Task to complete
The answer must be every line of the records below that holds the word "Mitglieder".
Input Block Start
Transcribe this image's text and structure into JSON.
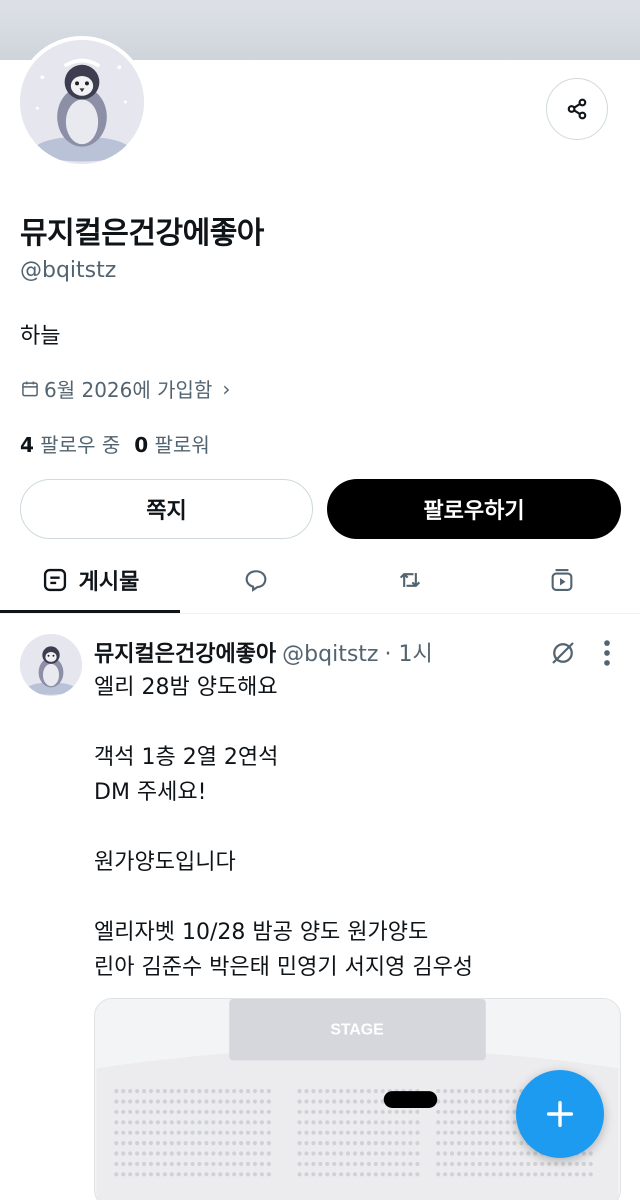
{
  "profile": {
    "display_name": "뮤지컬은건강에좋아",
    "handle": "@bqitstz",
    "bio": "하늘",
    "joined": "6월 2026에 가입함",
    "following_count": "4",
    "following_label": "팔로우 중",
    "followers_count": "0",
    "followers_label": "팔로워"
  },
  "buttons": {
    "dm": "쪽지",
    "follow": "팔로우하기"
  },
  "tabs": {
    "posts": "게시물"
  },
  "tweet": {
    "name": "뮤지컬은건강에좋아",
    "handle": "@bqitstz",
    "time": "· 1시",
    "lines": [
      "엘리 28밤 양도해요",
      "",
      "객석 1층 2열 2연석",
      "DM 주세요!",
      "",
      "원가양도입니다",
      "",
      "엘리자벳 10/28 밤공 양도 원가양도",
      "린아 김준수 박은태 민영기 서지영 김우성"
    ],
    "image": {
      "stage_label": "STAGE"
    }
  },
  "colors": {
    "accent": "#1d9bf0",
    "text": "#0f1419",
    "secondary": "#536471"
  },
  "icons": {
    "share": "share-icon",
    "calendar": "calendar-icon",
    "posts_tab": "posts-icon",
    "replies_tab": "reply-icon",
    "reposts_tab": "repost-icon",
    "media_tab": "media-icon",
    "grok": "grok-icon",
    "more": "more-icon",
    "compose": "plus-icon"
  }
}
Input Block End
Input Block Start
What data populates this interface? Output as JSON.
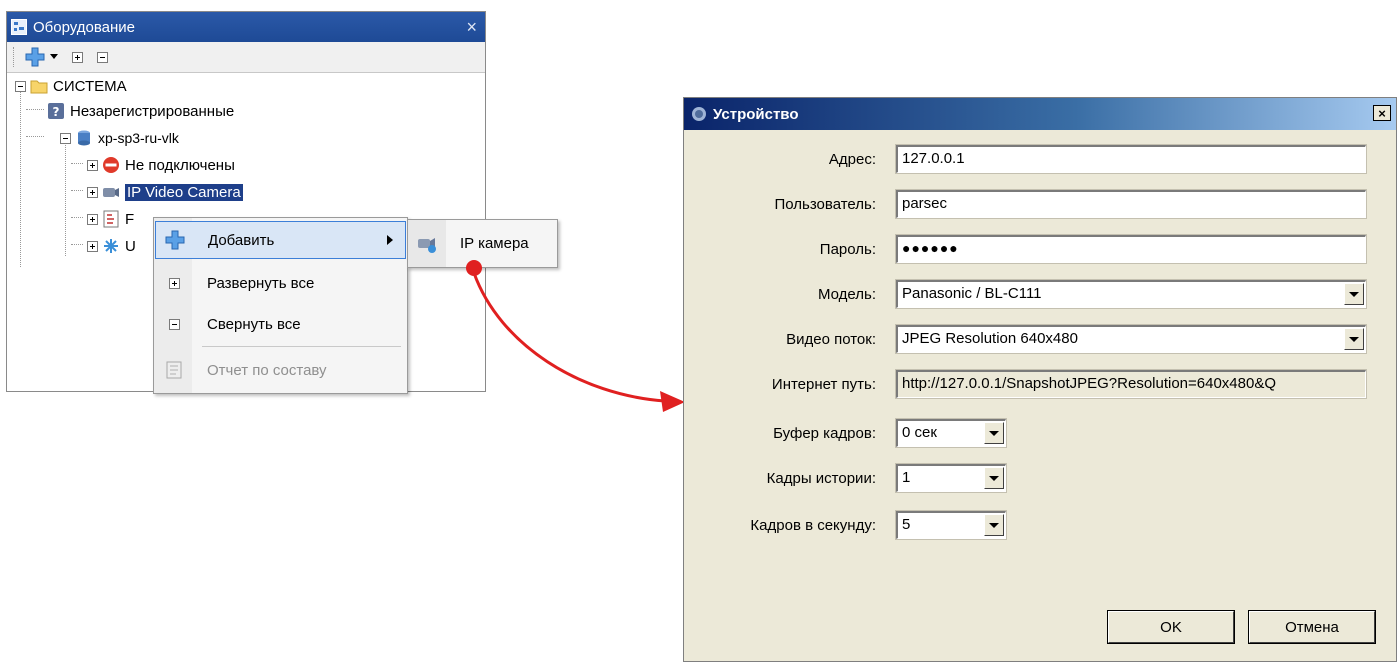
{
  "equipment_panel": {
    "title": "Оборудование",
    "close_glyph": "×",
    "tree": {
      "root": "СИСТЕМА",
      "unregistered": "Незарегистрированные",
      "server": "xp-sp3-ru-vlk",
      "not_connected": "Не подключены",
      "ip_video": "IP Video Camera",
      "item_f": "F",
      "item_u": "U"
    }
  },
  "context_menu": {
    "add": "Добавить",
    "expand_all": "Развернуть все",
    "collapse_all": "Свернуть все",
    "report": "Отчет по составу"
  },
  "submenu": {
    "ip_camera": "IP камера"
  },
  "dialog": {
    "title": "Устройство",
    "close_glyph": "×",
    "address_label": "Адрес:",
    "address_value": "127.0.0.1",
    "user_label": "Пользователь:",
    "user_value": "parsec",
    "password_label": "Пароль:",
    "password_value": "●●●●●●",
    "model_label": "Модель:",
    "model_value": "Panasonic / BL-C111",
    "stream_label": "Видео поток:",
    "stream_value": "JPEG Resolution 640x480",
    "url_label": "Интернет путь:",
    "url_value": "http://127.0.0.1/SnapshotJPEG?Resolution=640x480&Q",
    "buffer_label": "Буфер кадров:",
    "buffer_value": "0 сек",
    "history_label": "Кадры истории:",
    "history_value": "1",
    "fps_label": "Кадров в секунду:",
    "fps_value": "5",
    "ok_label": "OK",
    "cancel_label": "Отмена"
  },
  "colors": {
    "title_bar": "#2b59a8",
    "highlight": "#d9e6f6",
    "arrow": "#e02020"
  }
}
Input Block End
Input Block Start
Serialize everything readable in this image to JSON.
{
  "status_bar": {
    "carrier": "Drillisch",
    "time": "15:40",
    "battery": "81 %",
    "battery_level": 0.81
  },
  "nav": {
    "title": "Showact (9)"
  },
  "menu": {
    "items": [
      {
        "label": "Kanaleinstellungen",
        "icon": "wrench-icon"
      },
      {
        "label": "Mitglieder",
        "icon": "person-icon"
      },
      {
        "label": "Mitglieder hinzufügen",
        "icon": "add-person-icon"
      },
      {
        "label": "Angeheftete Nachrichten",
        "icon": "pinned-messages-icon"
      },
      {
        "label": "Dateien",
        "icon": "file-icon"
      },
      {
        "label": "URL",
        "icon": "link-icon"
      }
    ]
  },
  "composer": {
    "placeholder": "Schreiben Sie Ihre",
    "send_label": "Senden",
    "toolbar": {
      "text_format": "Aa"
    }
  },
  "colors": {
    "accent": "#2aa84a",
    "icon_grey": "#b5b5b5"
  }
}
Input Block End
Written answer
        "label": "Mitglieder",
        "label": "Mitglieder hinzufügen",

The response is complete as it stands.